Before you even begin, consider current conditions. You should never trim a stressed tree; if your area is experiencing a drought, you should wait until it is over.
Remember, any time you cut a branch of a tree, a wound is left behind. A larger number of wounds make a tree more vulnerable to disease. The fewer wounds, the better.
Two of the most harmful pruning practices are topping and tipping. Topping cuts off large branches between nodes and is sometimes done to reduce tree height while tipping cuts off lateral branches to reduce tree width. Both of these methods will hurt your tree and make it very difficult for it to bounce back and to thrive in the future.
Over Pruned Trees Are Unhappy Trees
Over pruned trees will struggle to return to a healthy state. When a tree has been over pruned, those struggles will be evident. Over pruning reduces the foliage needed to make food for the tree, so in effect, it starves it.
When a tree has been over pruned, you may not see much new growth during the spring. In the winter, more branches than usual will break as a result of heavy loads.
Lack of foliage and large numbers of wounds will make your tree vulnerable to pests and disease. Over pruning can kill your tree over time.
Although it’s impossible to fix damage from too much pruning, there are some things that you can do to support your tree moving forward. Make sure it gets enough water and provide fertilization as well.

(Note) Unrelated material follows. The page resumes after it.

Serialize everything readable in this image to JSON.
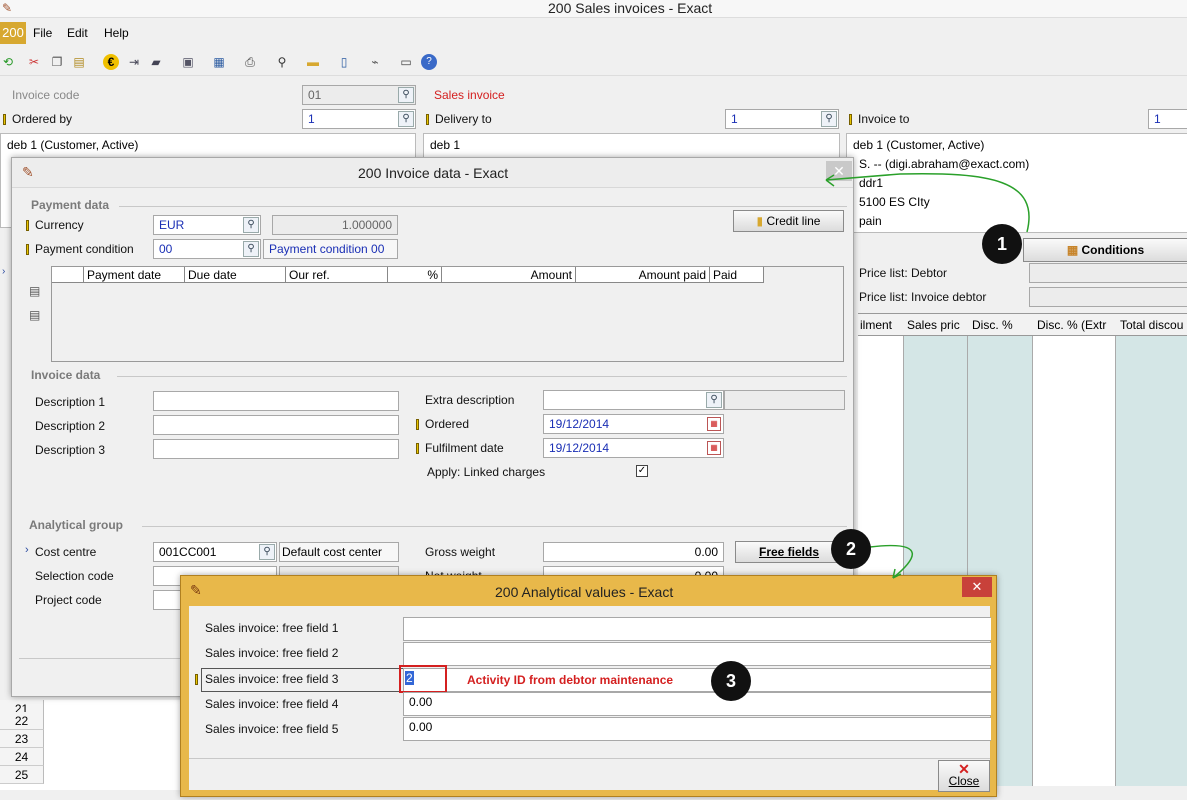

If you need help with a tree that has been over pruned, please give us a call. We would love to help you help your tree today!